Weight gain induced by high-fat diet increases active-period sleep and sleep fragmentation

July 10, 2012

Research to be presented at the Annual Meeting of the Society for the Study of Ingestive Behavior (SSIB), the foremost society for research into all aspects of eating and drinking behavior, finds that prolonged exposure to a high-fat diet reduces the quality of sleep in rats.

Using radio-telemetry, the authors measured 24-hour sleep and wake states after rats consumed a high fat diet for 8 weeks. Compared to rats that consumed a standard laboratory chow, the rats on the high-fat diet slept more but sleep was fragmented. The increased of the rats on the high-fat diet occurred mainly during the normally active phase of the day, resembling observed in obese humans.

According to lead author, Catherine Kotz, "Studies in humans indicate a relationship between sleep quality and obesity. Our previous work in animals shows a link between good quality sleep, resistance to weight gain and increased sensitivity to orexin, a important in stabilizing sleep and wake states. The current studies show that after high-fat diet-induced weight gain in rats, sleep quality is poor and orexin sensitivity is decreased.

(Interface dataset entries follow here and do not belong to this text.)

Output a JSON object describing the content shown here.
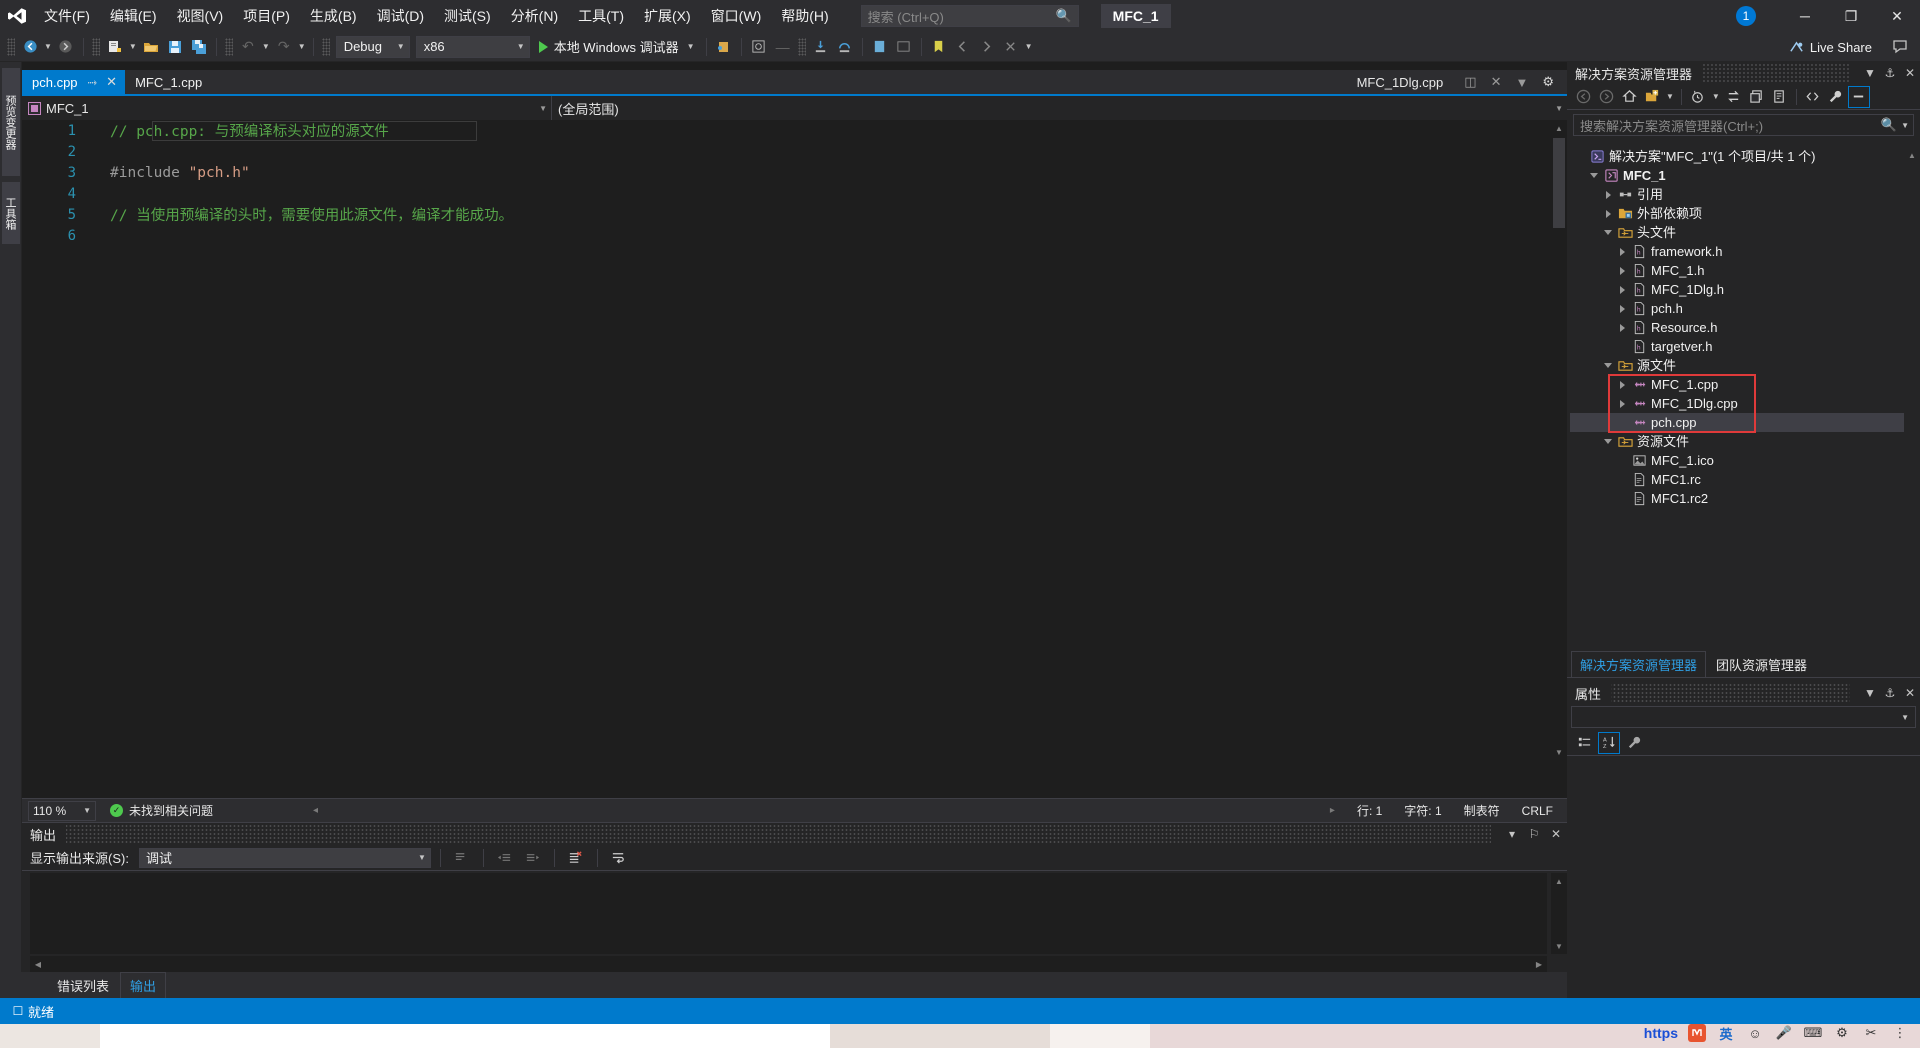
{
  "titlebar": {
    "logo_icon": "visual-studio-logo",
    "menus": [
      {
        "label": "文件(F)"
      },
      {
        "label": "编辑(E)"
      },
      {
        "label": "视图(V)"
      },
      {
        "label": "项目(P)"
      },
      {
        "label": "生成(B)"
      },
      {
        "label": "调试(D)"
      },
      {
        "label": "测试(S)"
      },
      {
        "label": "分析(N)"
      },
      {
        "label": "工具(T)"
      },
      {
        "label": "扩展(X)"
      },
      {
        "label": "窗口(W)"
      },
      {
        "label": "帮助(H)"
      }
    ],
    "search_placeholder": "搜索 (Ctrl+Q)",
    "search_icon": "magnifier-icon",
    "project_chip": "MFC_1",
    "notification_count": "1",
    "minimize": "─",
    "maximize": "❐",
    "close": "✕"
  },
  "toolbar": {
    "nav_back": "←",
    "nav_forward": "→",
    "new_project": "new-project-icon",
    "open_file": "open-folder-icon",
    "save": "save-icon",
    "save_all": "save-all-icon",
    "undo": "↶",
    "redo": "↷",
    "config_value": "Debug",
    "platform_value": "x86",
    "run_label": "本地 Windows 调试器",
    "live_share": "Live Share",
    "accent_color": "#007acc"
  },
  "left_rail": {
    "items": [
      {
        "label": "预览变更器"
      },
      {
        "label": "工具箱"
      }
    ]
  },
  "editor": {
    "tabs": [
      {
        "label": "pch.cpp",
        "active": true,
        "pin": "⤑",
        "close": "✕"
      },
      {
        "label": "MFC_1.cpp",
        "active": false
      }
    ],
    "right_tab_label": "MFC_1Dlg.cpp",
    "nav_left_value": "MFC_1",
    "nav_right_value": "(全局范围)",
    "code_lines": [
      {
        "n": "1",
        "segments": [
          {
            "cls": "c-comment",
            "text": "// pch.cpp: 与预编译标头对应的源文件"
          }
        ]
      },
      {
        "n": "2",
        "segments": []
      },
      {
        "n": "3",
        "segments": [
          {
            "cls": "c-pp",
            "text": "#include "
          },
          {
            "cls": "c-str",
            "text": "\"pch.h\""
          }
        ]
      },
      {
        "n": "4",
        "segments": []
      },
      {
        "n": "5",
        "segments": [
          {
            "cls": "c-comment",
            "text": "// 当使用预编译的头时，需要使用此源文件，编译才能成功。"
          }
        ]
      },
      {
        "n": "6",
        "segments": []
      }
    ],
    "status": {
      "zoom": "110 %",
      "issues": "未找到相关问题",
      "issues_icon": "check-circle-icon",
      "line": "行: 1",
      "col": "字符: 1",
      "tabs_mode": "制表符",
      "line_ending": "CRLF"
    }
  },
  "output": {
    "title": "输出",
    "source_label": "显示输出来源(S):",
    "source_value": "调试",
    "body_text": "",
    "icons": [
      "find-message-icon",
      "go-to-previous-icon",
      "go-to-next-icon",
      "clear-all-icon",
      "toggle-wordwrap-icon"
    ],
    "collapse_icon": "▾",
    "pin_icon": "⚐",
    "close_icon": "✕"
  },
  "bottom_tabs": [
    {
      "label": "错误列表",
      "active": false
    },
    {
      "label": "输出",
      "active": true
    }
  ],
  "solution_explorer": {
    "title": "解决方案资源管理器",
    "header_icons": [
      "chevron-down-icon",
      "pin-icon",
      "close-icon"
    ],
    "toolbar_icons": [
      "back-icon",
      "forward-icon",
      "home-icon",
      "new-folder-icon",
      "chevron-down-icon",
      "pending-changes-icon",
      "chevron-down-icon",
      "sync-icon",
      "collapse-all-icon",
      "properties-window-icon",
      "show-all-files-icon",
      "wrench-icon",
      "preview-selected-icon"
    ],
    "search_placeholder": "搜索解决方案资源管理器(Ctrl+;)",
    "search_icon": "magnifier-icon",
    "tree": [
      {
        "indent": 0,
        "arrow": "none",
        "icon": "solution-icon",
        "label": "解决方案\"MFC_1\"(1 个项目/共 1 个)",
        "bold": false,
        "selected": false
      },
      {
        "indent": 1,
        "arrow": "open",
        "icon": "project-icon",
        "label": "MFC_1",
        "bold": true,
        "selected": false
      },
      {
        "indent": 2,
        "arrow": "closed",
        "icon": "references-icon",
        "label": "引用",
        "bold": false,
        "selected": false
      },
      {
        "indent": 2,
        "arrow": "closed",
        "icon": "ext-deps-icon",
        "label": "外部依赖项",
        "bold": false,
        "selected": false
      },
      {
        "indent": 2,
        "arrow": "open",
        "icon": "filter-icon",
        "label": "头文件",
        "bold": false,
        "selected": false
      },
      {
        "indent": 3,
        "arrow": "closed",
        "icon": "h-file-icon",
        "label": "framework.h",
        "bold": false,
        "selected": false
      },
      {
        "indent": 3,
        "arrow": "closed",
        "icon": "h-file-icon",
        "label": "MFC_1.h",
        "bold": false,
        "selected": false
      },
      {
        "indent": 3,
        "arrow": "closed",
        "icon": "h-file-icon",
        "label": "MFC_1Dlg.h",
        "bold": false,
        "selected": false
      },
      {
        "indent": 3,
        "arrow": "closed",
        "icon": "h-file-icon",
        "label": "pch.h",
        "bold": false,
        "selected": false
      },
      {
        "indent": 3,
        "arrow": "closed",
        "icon": "h-file-icon",
        "label": "Resource.h",
        "bold": false,
        "selected": false
      },
      {
        "indent": 3,
        "arrow": "none",
        "icon": "h-file-icon",
        "label": "targetver.h",
        "bold": false,
        "selected": false
      },
      {
        "indent": 2,
        "arrow": "open",
        "icon": "filter-icon",
        "label": "源文件",
        "bold": false,
        "selected": false
      },
      {
        "indent": 3,
        "arrow": "closed",
        "icon": "cpp-file-icon",
        "label": "MFC_1.cpp",
        "bold": false,
        "selected": false
      },
      {
        "indent": 3,
        "arrow": "closed",
        "icon": "cpp-file-icon",
        "label": "MFC_1Dlg.cpp",
        "bold": false,
        "selected": false
      },
      {
        "indent": 3,
        "arrow": "none",
        "icon": "cpp-file-icon",
        "label": "pch.cpp",
        "bold": false,
        "selected": true
      },
      {
        "indent": 2,
        "arrow": "open",
        "icon": "filter-icon",
        "label": "资源文件",
        "bold": false,
        "selected": false
      },
      {
        "indent": 3,
        "arrow": "none",
        "icon": "image-file-icon",
        "label": "MFC_1.ico",
        "bold": false,
        "selected": false
      },
      {
        "indent": 3,
        "arrow": "none",
        "icon": "rc-file-icon",
        "label": "MFC1.rc",
        "bold": false,
        "selected": false
      },
      {
        "indent": 3,
        "arrow": "none",
        "icon": "rc-file-icon",
        "label": "MFC1.rc2",
        "bold": false,
        "selected": false
      }
    ],
    "annotation_color": "#e03a3a",
    "tabs": [
      {
        "label": "解决方案资源管理器",
        "active": true
      },
      {
        "label": "团队资源管理器",
        "active": false
      }
    ]
  },
  "properties": {
    "title": "属性",
    "toolbar_icons": [
      "categorized-icon",
      "alphabetical-icon",
      "properties-icon"
    ],
    "dropdown_value": ""
  },
  "statusbar": {
    "icon": "ready-icon",
    "text": "就绪"
  },
  "taskbar": {
    "https_label": "https",
    "ime_icons": [
      "ime-logo-icon",
      "lang-cn-icon",
      "emoji-icon",
      "mic-icon",
      "keyboard-icon",
      "settings-icon",
      "tool-icon",
      "more-icon"
    ],
    "lang_label": "英"
  }
}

These findings suggest that poor sleep associated with weight gain due to a high-fat diet may be a consequence of reduced orexin sensitivity".

These studies highlight the impact of weight gain on sleep quality and a potential underlying these diet and weight-gain induced changes in sleep behavior.

Explore further: Molasses extract decreases obesity caused by a high-fat diet

Related Stories

Molasses extract decreases obesity caused by a high-fat diet

July 12, 2011
Experimental results to be presented at the upcoming annual meeting of the Society for the Study of Ingestive Behavior (SSIB), the foremost society for research into all aspects of eating and drinking behavior, suggests that ...

Fat substitutes linked to weight gain

June 20, 2011
Synthetic fat substitutes used in low-calorie potato chips and other foods could backfire and contribute to weight gain and obesity, according to a study published by the American Psychological Association.

Should we sleep more to lose weight?

July 10, 2012
Research to be presented at the Annual Meeting of the Society for the Study of Ingestive Behavior (SSIB), the foremost society for research into all aspects of eating and drinking behavior, suggests that sleep behavior affects ...

Recommended for you

Social media trends can predict tipping points in vaccine scares

December 11, 2017
Analyzing trends on Twitter and Google can help predict vaccine scares that can lead to disease outbreaks, according to a study from the University of Waterloo.

Full moon linked to increased risk of fatal motorcycle crashes

December 11, 2017
The full moon is associated with an increased risk of fatal motorcycle crashes in the United States, the United Kingdom, Canada and Australia, finds a study in the Christmas issue of The BMJ.

'Man flu' may be real

December 11, 2017
The much-debated phenomenon of "man flu" may have some basis in fact, suggests an article published in the Christmas issue of The BMJ.

Women's sexual orientation linked to (un)happiness about birth

December 11, 2017
Unhappiness about a pregnancy or birth has been associated with negative health outcomes for mothers and babies. Yet, unhappiness about a pregnancy or birth has been understudied, particularly among sexual minority (non-heterosexual) ...

Study suggests being proud may protect against falls in older people

December 11, 2017
Contrary to the old saying "pride comes before a fall", the opposite appears to be true, according to a study published in the Christmas issue of The BMJ.

Peppa Pig may encourage inappropriate use of primary care services

December 11, 2017
Exposure to the children's television series Peppa Pig may be contributing to unrealistic expectations of primary care and encouraging inappropriate use of services, suggests a doctor in the Christmas issue of The BMJ.

0 comments

Please sign in to add a comment. Registration is free, and takes less than a minute. Read more

Click here to reset your password.
Sign in to get notified via email when new comments are made.